_What you need to do:_ The response must contain every line of the records that follow, duplicated exactly.

_Records provided:_

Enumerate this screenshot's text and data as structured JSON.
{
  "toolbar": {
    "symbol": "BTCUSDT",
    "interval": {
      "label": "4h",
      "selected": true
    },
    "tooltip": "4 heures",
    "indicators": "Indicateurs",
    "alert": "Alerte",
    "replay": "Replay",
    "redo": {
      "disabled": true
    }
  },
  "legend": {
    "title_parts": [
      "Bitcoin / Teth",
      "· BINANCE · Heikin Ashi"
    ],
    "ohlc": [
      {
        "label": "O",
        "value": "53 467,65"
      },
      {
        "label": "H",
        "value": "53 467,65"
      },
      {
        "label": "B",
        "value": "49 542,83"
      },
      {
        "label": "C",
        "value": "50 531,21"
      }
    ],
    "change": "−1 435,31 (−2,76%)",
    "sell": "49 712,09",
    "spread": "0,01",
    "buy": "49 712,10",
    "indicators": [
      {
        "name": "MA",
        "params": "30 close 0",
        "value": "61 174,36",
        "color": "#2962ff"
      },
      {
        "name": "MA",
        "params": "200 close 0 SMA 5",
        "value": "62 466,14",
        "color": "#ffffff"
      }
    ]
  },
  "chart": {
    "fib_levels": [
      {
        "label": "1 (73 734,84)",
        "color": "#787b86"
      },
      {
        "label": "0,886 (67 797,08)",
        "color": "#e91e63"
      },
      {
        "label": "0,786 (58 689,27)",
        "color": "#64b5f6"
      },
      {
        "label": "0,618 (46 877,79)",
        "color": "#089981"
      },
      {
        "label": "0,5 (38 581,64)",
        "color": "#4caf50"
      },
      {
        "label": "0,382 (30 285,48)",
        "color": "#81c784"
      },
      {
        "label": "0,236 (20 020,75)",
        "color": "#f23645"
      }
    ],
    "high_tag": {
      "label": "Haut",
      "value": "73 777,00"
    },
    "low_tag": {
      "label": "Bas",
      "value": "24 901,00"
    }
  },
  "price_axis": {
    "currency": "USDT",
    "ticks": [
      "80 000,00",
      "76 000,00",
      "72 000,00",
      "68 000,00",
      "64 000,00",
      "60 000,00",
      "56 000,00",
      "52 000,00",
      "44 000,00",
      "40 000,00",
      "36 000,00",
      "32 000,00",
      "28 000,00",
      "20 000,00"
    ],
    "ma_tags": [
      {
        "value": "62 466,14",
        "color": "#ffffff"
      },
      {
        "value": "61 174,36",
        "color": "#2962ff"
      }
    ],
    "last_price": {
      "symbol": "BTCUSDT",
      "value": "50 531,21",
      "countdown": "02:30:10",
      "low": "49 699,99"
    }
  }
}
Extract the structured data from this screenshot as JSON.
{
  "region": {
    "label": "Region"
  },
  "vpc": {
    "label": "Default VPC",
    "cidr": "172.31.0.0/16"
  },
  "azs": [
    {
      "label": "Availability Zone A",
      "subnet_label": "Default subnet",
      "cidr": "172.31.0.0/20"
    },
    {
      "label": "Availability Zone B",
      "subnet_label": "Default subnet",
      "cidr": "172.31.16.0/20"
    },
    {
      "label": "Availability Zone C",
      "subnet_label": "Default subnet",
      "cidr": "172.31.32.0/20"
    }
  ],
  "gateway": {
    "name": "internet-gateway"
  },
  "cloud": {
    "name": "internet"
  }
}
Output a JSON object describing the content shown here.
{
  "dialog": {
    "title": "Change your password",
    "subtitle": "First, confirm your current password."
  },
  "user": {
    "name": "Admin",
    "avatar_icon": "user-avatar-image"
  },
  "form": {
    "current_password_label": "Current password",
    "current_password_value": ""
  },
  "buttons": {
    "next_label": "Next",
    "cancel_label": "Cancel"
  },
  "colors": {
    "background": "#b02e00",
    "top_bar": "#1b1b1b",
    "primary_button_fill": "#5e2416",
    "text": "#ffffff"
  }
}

_Output:_
Enumerate this screenshot's text and data as structured JSON.
{
  "toolbar": {
    "symbol": "BTCUSDT",
    "interval": {
      "label": "4h",
      "selected": true
    },
    "tooltip": "4 heures",
    "indicators": "Indicateurs",
    "alert": "Alerte",
    "replay": "Replay",
    "redo": {
      "disabled": true
    }
  },
  "legend": {
    "title_parts": [
      "Bitcoin / Teth",
      "· BINANCE · Heikin Ashi"
    ],
    "ohlc": [
      {
        "label": "O",
        "value": "53 467,65"
      },
      {
        "label": "H",
        "value": "53 467,65"
      },
      {
        "label": "B",
        "value": "49 542,83"
      },
      {
        "label": "C",
        "value": "50 531,21"
      }
    ],
    "change": "−1 435,31 (−2,76%)",
    "sell": "49 712,09",
    "spread": "0,01",
    "buy": "49 712,10",
    "indicators": [
      {
        "name": "MA",
        "params": "30 close 0",
        "value": "61 174,36",
        "color": "#2962ff"
      },
      {
        "name": "MA",
        "params": "200 close 0 SMA 5",
        "value": "62 466,14",
        "color": "#ffffff"
      }
    ]
  },
  "chart": {
    "fib_levels": [
      {
        "label": "1 (73 734,84)",
        "color": "#787b86"
      },
      {
        "label": "0,886 (67 797,08)",
        "color": "#e91e63"
      },
      {
        "label": "0,786 (58 689,27)",
        "color": "#64b5f6"
      },
      {
        "label": "0,618 (46 877,79)",
        "color": "#089981"
      },
      {
        "label": "0,5 (38 581,64)",
        "color": "#4caf50"
      },
      {
        "label": "0,382 (30 285,48)",
        "color": "#81c784"
      },
      {
        "label": "0,236 (20 020,75)",
        "color": "#f23645"
      }
    ],
    "high_tag": {
      "label": "Haut",
      "value": "73 777,00"
    },
    "low_tag": {
      "label": "Bas",
      "value": "24 901,00"
    }
  },
  "price_axis": {
    "currency": "USDT",
    "ticks": [
      "80 000,00",
      "76 000,00",
      "72 000,00",
      "68 000,00",
      "64 000,00",
      "60 000,00",
      "56 000,00",
      "52 000,00",
      "44 000,00",
      "40 000,00",
      "36 000,00",
      "32 000,00",
      "28 000,00",
      "20 000,00"
    ],
    "ma_tags": [
      {
        "value": "62 466,14",
        "color": "#ffffff"
      },
      {
        "value": "61 174,36",
        "color": "#2962ff"
      }
    ],
    "last_price": {
      "symbol": "BTCUSDT",
      "value": "50 531,21",
      "countdown": "02:30:10",
      "low": "49 699,99"
    }
  }
}
Extract the structured data from this screenshot as JSON.
{
  "region": {
    "label": "Region"
  },
  "vpc": {
    "label": "Default VPC",
    "cidr": "172.31.0.0/16"
  },
  "azs": [
    {
      "label": "Availability Zone A",
      "subnet_label": "Default subnet",
      "cidr": "172.31.0.0/20"
    },
    {
      "label": "Availability Zone B",
      "subnet_label": "Default subnet",
      "cidr": "172.31.16.0/20"
    },
    {
      "label": "Availability Zone C",
      "subnet_label": "Default subnet",
      "cidr": "172.31.32.0/20"
    }
  ],
  "gateway": {
    "name": "internet-gateway"
  },
  "cloud": {
    "name": "internet"
  }
}
Output a JSON object describing the content shown here.
{
  "dialog": {
    "title": "Change your password",
    "subtitle": "First, confirm your current password."
  },
  "user": {
    "name": "Admin",
    "avatar_icon": "user-avatar-image"
  },
  "form": {
    "current_password_label": "Current password",
    "current_password_value": ""
  },
  "buttons": {
    "next_label": "Next",
    "cancel_label": "Cancel"
  },
  "colors": {
    "background": "#b02e00",
    "top_bar": "#1b1b1b",
    "primary_button_fill": "#5e2416",
    "text": "#ffffff"
  }
}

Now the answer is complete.